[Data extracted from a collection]
- Opening Delimiter -
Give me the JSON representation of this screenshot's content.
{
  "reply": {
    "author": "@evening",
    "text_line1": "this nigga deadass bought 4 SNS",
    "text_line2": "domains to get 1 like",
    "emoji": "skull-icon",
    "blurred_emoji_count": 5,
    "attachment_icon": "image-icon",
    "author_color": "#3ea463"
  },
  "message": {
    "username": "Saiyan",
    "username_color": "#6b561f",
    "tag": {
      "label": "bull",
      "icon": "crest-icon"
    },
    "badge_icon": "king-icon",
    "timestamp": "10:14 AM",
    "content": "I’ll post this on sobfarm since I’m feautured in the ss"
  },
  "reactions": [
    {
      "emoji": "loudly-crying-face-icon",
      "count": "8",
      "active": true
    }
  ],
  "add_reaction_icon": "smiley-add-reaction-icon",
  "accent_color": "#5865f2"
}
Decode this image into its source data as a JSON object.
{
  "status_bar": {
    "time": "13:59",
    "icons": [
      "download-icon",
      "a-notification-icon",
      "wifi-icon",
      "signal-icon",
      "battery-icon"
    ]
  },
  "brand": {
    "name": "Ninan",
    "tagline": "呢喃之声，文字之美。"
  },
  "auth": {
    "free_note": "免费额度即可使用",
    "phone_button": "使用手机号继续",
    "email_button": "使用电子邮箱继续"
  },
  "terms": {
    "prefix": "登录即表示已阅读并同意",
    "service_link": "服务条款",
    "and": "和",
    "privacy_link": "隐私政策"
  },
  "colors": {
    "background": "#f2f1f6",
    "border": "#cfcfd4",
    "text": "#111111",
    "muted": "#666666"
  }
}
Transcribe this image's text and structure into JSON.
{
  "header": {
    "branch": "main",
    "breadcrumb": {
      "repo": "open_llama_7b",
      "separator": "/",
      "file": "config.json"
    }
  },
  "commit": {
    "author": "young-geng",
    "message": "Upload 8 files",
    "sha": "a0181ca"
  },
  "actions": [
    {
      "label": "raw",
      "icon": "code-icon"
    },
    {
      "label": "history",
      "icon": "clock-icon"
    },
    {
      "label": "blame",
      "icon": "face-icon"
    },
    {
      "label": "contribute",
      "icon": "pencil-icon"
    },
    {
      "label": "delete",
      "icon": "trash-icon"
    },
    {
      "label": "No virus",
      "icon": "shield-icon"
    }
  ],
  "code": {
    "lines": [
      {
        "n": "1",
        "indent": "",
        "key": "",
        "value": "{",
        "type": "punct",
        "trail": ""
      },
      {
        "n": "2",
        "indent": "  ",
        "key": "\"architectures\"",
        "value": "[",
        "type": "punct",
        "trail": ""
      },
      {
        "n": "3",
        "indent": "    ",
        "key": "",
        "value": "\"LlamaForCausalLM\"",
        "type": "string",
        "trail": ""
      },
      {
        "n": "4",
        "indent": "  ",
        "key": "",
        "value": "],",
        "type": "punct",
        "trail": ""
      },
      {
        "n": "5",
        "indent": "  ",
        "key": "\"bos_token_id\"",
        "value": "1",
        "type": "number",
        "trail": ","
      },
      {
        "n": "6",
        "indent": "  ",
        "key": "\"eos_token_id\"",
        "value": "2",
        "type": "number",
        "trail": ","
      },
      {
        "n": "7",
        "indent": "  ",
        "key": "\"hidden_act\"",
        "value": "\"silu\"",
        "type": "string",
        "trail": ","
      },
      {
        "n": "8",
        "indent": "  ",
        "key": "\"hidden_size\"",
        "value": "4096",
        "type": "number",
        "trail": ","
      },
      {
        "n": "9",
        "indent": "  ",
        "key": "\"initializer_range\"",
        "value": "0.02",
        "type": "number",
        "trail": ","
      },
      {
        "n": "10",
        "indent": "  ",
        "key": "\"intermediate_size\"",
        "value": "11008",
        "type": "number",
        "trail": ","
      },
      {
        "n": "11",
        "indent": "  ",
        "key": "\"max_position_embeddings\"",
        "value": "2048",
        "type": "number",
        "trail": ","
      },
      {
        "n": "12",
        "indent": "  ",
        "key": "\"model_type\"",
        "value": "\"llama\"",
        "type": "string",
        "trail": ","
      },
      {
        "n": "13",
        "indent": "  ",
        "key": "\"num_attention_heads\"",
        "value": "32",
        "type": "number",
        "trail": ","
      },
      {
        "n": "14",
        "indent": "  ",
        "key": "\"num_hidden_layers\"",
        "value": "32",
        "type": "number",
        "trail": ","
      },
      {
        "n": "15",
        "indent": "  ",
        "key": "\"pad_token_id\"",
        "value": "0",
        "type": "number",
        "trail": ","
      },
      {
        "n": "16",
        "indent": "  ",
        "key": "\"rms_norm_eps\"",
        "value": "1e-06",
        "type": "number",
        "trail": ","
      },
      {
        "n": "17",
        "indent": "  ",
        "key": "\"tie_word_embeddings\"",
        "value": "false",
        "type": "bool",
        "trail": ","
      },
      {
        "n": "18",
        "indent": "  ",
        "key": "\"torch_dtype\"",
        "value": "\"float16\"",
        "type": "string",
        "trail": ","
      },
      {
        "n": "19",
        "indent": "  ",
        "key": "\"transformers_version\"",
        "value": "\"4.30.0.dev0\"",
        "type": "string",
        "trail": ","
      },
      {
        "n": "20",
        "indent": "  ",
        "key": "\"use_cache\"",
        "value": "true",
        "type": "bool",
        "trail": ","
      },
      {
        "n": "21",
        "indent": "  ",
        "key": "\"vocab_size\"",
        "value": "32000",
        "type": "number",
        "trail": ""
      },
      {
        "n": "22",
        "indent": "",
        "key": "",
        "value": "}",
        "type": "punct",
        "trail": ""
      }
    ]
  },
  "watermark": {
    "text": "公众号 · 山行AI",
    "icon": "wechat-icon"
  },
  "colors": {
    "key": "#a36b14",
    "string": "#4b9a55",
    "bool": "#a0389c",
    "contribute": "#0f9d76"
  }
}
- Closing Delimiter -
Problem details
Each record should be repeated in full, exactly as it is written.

Completed exercise
Give me the JSON representation of this screenshot's content.
{
  "reply": {
    "author": "@evening",
    "text_line1": "this nigga deadass bought 4 SNS",
    "text_line2": "domains to get 1 like",
    "emoji": "skull-icon",
    "blurred_emoji_count": 5,
    "attachment_icon": "image-icon",
    "author_color": "#3ea463"
  },
  "message": {
    "username": "Saiyan",
    "username_color": "#6b561f",
    "tag": {
      "label": "bull",
      "icon": "crest-icon"
    },
    "badge_icon": "king-icon",
    "timestamp": "10:14 AM",
    "content": "I’ll post this on sobfarm since I’m feautured in the ss"
  },
  "reactions": [
    {
      "emoji": "loudly-crying-face-icon",
      "count": "8",
      "active": true
    }
  ],
  "add_reaction_icon": "smiley-add-reaction-icon",
  "accent_color": "#5865f2"
}
Decode this image into its source data as a JSON object.
{
  "status_bar": {
    "time": "13:59",
    "icons": [
      "download-icon",
      "a-notification-icon",
      "wifi-icon",
      "signal-icon",
      "battery-icon"
    ]
  },
  "brand": {
    "name": "Ninan",
    "tagline": "呢喃之声，文字之美。"
  },
  "auth": {
    "free_note": "免费额度即可使用",
    "phone_button": "使用手机号继续",
    "email_button": "使用电子邮箱继续"
  },
  "terms": {
    "prefix": "登录即表示已阅读并同意",
    "service_link": "服务条款",
    "and": "和",
    "privacy_link": "隐私政策"
  },
  "colors": {
    "background": "#f2f1f6",
    "border": "#cfcfd4",
    "text": "#111111",
    "muted": "#666666"
  }
}
Transcribe this image's text and structure into JSON.
{
  "header": {
    "branch": "main",
    "breadcrumb": {
      "repo": "open_llama_7b",
      "separator": "/",
      "file": "config.json"
    }
  },
  "commit": {
    "author": "young-geng",
    "message": "Upload 8 files",
    "sha": "a0181ca"
  },
  "actions": [
    {
      "label": "raw",
      "icon": "code-icon"
    },
    {
      "label": "history",
      "icon": "clock-icon"
    },
    {
      "label": "blame",
      "icon": "face-icon"
    },
    {
      "label": "contribute",
      "icon": "pencil-icon"
    },
    {
      "label": "delete",
      "icon": "trash-icon"
    },
    {
      "label": "No virus",
      "icon": "shield-icon"
    }
  ],
  "code": {
    "lines": [
      {
        "n": "1",
        "indent": "",
        "key": "",
        "value": "{",
        "type": "punct",
        "trail": ""
      },
      {
        "n": "2",
        "indent": "  ",
        "key": "\"architectures\"",
        "value": "[",
        "type": "punct",
        "trail": ""
      },
      {
        "n": "3",
        "indent": "    ",
        "key": "",
        "value": "\"LlamaForCausalLM\"",
        "type": "string",
        "trail": ""
      },
      {
        "n": "4",
        "indent": "  ",
        "key": "",
        "value": "],",
        "type": "punct",
        "trail": ""
      },
      {
        "n": "5",
        "indent": "  ",
        "key": "\"bos_token_id\"",
        "value": "1",
        "type": "number",
        "trail": ","
      },
      {
        "n": "6",
        "indent": "  ",
        "key": "\"eos_token_id\"",
        "value": "2",
        "type": "number",
        "trail": ","
      },
      {
        "n": "7",
        "indent": "  ",
        "key": "\"hidden_act\"",
        "value": "\"silu\"",
        "type": "string",
        "trail": ","
      },
      {
        "n": "8",
        "indent": "  ",
        "key": "\"hidden_size\"",
        "value": "4096",
        "type": "number",
        "trail": ","
      },
      {
        "n": "9",
        "indent": "  ",
        "key": "\"initializer_range\"",
        "value": "0.02",
        "type": "number",
        "trail": ","
      },
      {
        "n": "10",
        "indent": "  ",
        "key": "\"intermediate_size\"",
        "value": "11008",
        "type": "number",
        "trail": ","
      },
      {
        "n": "11",
        "indent": "  ",
        "key": "\"max_position_embeddings\"",
        "value": "2048",
        "type": "number",
        "trail": ","
      },
      {
        "n": "12",
        "indent": "  ",
        "key": "\"model_type\"",
        "value": "\"llama\"",
        "type": "string",
        "trail": ","
      },
      {
        "n": "13",
        "indent": "  ",
        "key": "\"num_attention_heads\"",
        "value": "32",
        "type": "number",
        "trail": ","
      },
      {
        "n": "14",
        "indent": "  ",
        "key": "\"num_hidden_layers\"",
        "value": "32",
        "type": "number",
        "trail": ","
      },
      {
        "n": "15",
        "indent": "  ",
        "key": "\"pad_token_id\"",
        "value": "0",
        "type": "number",
        "trail": ","
      },
      {
        "n": "16",
        "indent": "  ",
        "key": "\"rms_norm_eps\"",
        "value": "1e-06",
        "type": "number",
        "trail": ","
      },
      {
        "n": "17",
        "indent": "  ",
        "key": "\"tie_word_embeddings\"",
        "value": "false",
        "type": "bool",
        "trail": ","
      },
      {
        "n": "18",
        "indent": "  ",
        "key": "\"torch_dtype\"",
        "value": "\"float16\"",
        "type": "string",
        "trail": ","
      },
      {
        "n": "19",
        "indent": "  ",
        "key": "\"transformers_version\"",
        "value": "\"4.30.0.dev0\"",
        "type": "string",
        "trail": ","
      },
      {
        "n": "20",
        "indent": "  ",
        "key": "\"use_cache\"",
        "value": "true",
        "type": "bool",
        "trail": ","
      },
      {
        "n": "21",
        "indent": "  ",
        "key": "\"vocab_size\"",
        "value": "32000",
        "type": "number",
        "trail": ""
      },
      {
        "n": "22",
        "indent": "",
        "key": "",
        "value": "}",
        "type": "punct",
        "trail": ""
      }
    ]
  },
  "watermark": {
    "text": "公众号 · 山行AI",
    "icon": "wechat-icon"
  },
  "colors": {
    "key": "#a36b14",
    "string": "#4b9a55",
    "bool": "#a0389c",
    "contribute": "#0f9d76"
  }
}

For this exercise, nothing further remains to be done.